ASHEVILLE, N.C. — Tribal sovereign immunity blocks a widow’s claims that a North Carolina tribe illegally voided the will of her husband, a former tribal official, in order to take his home and evict her, a federal judge held Nov. 11 in dismissing her suit against the tribe for lack of jurisdiction (April Ledford v. Eastern Band of Cherokee Indians, No. 20-5, W.D. N.C., 2020 U.S. Dist. LEXIS 211888).
ABERDEEN, S.D. — A South Dakota federal judge on Nov. 9 refused to vacate a man’s convictions for sexually assaulting children after finding in part that the man failed to show that he was prejudiced by his counsel recommending that he stipulate to the Indian status of the victims and that the crimes occurred in Indian country (Dashown Raymond Keys v. United States, No. 20-1013, D. S.D., 2020 U.S. Dist. LEXIS 210905).
DENVER — A former employee of a tribal school nonprofit business cannot pursue pregnancy discrimination claims because the business meets the definition of “Indian tribe” for purposes of the 1964 Civil Rights Act and the Americans with Disabilities Act (ADA), creating a lack of subject matter jurisdiction, the 10th Circuit U.S. Court of Appeals held Nov. 10 (Kim R. Jim v. Shiprock Associated Schools, Inc., No. 19-2100, 10th Cir.).
SALEM, Ore. — The state of Oregon, the United States, a Native American tribe and an electric utility on Oct. 20 filed briefs opposing a mandamus petition by 45 water rights holders asking the Oregon Supreme Court to direct an adjudication court to comply with state civil and evidentiary law regarding the Klamath River Basin (In Re Waters of the Klamath River Basin, No. S067998, Ore. Sup.).

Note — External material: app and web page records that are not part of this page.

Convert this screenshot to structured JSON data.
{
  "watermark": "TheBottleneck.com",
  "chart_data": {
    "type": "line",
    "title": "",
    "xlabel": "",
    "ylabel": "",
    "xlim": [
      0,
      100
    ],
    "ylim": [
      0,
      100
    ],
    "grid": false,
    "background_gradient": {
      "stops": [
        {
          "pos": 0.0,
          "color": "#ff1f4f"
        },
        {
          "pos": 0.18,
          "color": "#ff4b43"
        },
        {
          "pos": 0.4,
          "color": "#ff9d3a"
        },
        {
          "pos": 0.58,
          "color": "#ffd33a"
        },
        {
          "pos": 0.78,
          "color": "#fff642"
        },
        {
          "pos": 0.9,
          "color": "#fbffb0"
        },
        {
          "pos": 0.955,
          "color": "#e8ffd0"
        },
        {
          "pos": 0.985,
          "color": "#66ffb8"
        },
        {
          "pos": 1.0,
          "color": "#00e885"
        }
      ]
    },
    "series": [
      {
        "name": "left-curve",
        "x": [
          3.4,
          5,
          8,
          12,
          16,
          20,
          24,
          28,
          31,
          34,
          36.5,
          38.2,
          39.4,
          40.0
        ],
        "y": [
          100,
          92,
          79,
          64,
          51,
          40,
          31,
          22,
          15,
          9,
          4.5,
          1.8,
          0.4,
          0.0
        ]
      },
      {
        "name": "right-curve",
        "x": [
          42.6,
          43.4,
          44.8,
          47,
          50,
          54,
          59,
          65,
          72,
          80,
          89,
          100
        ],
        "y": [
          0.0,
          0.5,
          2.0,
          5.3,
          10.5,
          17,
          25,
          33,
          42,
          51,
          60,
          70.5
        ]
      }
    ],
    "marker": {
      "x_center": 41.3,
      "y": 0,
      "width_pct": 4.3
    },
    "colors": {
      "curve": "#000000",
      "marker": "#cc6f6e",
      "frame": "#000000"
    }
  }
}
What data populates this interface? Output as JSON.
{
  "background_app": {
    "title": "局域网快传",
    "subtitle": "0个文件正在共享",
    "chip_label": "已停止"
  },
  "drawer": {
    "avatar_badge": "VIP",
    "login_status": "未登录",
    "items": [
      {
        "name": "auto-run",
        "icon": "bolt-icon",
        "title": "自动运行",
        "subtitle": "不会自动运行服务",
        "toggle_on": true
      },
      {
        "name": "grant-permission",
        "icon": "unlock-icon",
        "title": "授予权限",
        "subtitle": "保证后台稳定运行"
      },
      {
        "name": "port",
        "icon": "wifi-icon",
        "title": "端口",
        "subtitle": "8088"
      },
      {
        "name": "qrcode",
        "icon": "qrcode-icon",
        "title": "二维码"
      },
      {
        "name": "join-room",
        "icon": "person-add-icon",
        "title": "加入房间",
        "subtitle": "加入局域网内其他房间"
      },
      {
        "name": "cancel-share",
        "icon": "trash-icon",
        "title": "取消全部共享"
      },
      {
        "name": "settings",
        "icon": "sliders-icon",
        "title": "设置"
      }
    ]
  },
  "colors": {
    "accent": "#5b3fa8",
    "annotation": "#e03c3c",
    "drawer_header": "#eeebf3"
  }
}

BILLINGS, Mont. — A Montana federal magistrate judge on Nov. 9 denied a motion by the individual operators of a Native American nursing home to stay a former employee’s wrongful termination lawsuit, finding that the U.S. government has had enough time to act on the defendants’ request to issue a certification so the United States can step in as the defendant (Tammy Wilhite v. Paul Littlelight, et al., No. 19-20, D. Mont., 2020 U.S. Dist. LEXIS 209363).
SAN FRANCISCO — A Ninth Circuit U.S. Court of Appeals panel on Nov. 6 mostly affirmed a federal court’s placement in a residential treatment facility of a Navajo Nation boy convicted of sexual assault, finding no abuse of discretion in the court’s choice of a facility (United States v. Q.J., Jr., No. 19-10330, 9th Cir., 2020 U.S. App. LEXIS 35124).